    • Mtn14Grunt
      7:01 pm September 7, 2020 Permalink

      If BLM isn’t at the center, why hasn’t the majority in this conversation come out and condemned the group for their beliefs?

    • BlueSteel
      8:12 pm September 7, 2020 Permalink

      Why are you so focused on BLM?

    • Mtn14Grunt
      10:47 pm September 7, 2020 Permalink

      What organization, symbol, group has been the driving force for the protests? I am the least racist person you will meet. I served in the military with people of every color and race, and never had an issue. Because I believed they should be judged based off of their merits. Most of the incidents sparking the “protests” are centered around individuals who were committing a crime, and in some cases, had done some pretty awful things which made them dangerous in the eyes of Law Enforcement. It’s not like they were just walking down the street and the police pointed them out. So either the whole argument is based upon reacting but ignoring all of the facts, or it is being driven by an ideology and agenda. Racial equality is always a people issue, just like saying because I am white the things I’ve worked hard for aren’t deserving. How is this not racism in itself?

    • BlueSteel
      11:07 pm September 7, 2020 Permalink

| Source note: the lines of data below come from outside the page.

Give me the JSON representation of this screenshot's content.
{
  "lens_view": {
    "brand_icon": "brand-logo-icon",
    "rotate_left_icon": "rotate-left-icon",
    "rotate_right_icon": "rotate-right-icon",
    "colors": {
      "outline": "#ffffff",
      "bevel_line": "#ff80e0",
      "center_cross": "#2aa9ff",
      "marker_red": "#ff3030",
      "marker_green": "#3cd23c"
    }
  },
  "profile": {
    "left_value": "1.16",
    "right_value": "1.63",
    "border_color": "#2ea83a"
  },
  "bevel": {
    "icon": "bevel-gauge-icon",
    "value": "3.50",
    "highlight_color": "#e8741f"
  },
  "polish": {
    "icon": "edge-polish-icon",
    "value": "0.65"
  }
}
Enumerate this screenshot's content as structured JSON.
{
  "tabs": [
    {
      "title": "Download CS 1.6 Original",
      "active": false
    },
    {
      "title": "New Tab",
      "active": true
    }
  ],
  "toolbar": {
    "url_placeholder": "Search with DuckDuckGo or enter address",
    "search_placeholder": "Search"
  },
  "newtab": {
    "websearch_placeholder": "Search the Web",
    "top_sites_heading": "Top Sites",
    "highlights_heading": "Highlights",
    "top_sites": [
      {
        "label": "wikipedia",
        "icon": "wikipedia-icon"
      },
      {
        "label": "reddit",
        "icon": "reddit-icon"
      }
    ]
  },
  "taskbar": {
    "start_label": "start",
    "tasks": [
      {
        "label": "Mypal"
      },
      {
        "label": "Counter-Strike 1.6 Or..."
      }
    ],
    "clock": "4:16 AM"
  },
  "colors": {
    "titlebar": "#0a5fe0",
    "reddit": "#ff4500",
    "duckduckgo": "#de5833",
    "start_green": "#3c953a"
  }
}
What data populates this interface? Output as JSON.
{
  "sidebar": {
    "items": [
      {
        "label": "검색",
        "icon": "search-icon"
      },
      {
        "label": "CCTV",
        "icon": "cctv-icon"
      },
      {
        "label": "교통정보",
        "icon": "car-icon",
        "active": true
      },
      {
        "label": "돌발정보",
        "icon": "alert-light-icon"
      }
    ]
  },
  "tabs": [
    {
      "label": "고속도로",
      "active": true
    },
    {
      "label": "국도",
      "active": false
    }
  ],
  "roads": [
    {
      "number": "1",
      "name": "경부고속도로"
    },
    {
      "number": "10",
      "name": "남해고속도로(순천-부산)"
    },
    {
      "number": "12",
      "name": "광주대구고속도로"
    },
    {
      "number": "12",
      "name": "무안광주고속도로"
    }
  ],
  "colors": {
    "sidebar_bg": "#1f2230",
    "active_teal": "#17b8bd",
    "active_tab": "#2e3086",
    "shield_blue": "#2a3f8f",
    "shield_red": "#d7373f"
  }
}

      I believe you when you say you’re the least racist person. I also agree with you that people should be judged based on their merits but unfortunately everyone doesn’t get that opportunity… And that’s the point. I’m certainly not saying what you’ve worked hard for is not deserved because you’re white. You earned it – that’s great.

    • kjd
      8:57 am September 8, 2020 Permalink

      BLM organization is the originator of the phrase. It belongs to them. You can’t use the phrase and say it means something else.

  6. VirginiaCat
    8:23 pm September 7, 2020 Permalink

    As to different treatment, it is important to recognize that in some respects blacks are treated better. Consider affirmative action programs that have been in effect for decades. These programs have become embedded and will always be with us. Blacks receive preferential treatment when it comes to college admissions, hiring practices, promotions, contract set asides, etc. America is the most race conscious country in the world. If you are black and motivated, your race is a substantial competitive advantage. You speak for blacks who say, “let black people have a fair chance.” Really? The current environment for blacks is not just fair, it is more than fair. But you can’t leverage unprecedented opportunities unless you reject the notion of victimization and maximize the advantages at your disposal.

    • BlueSteel
      11:16 pm September 7, 2020 Permalink

      You say these things as if they are 100% true and some may be but the point is that in the end to a lot of people all they see is a black person and that illicits negative notions in their minds and then things spiral out of control from there. More than fair?? Really? Based on what? Sure, some people play the victim but that is not everyone. Like I have said earlier if you are not at least willing to listen and consider a reality that is not your own then it is easy to play the what about game.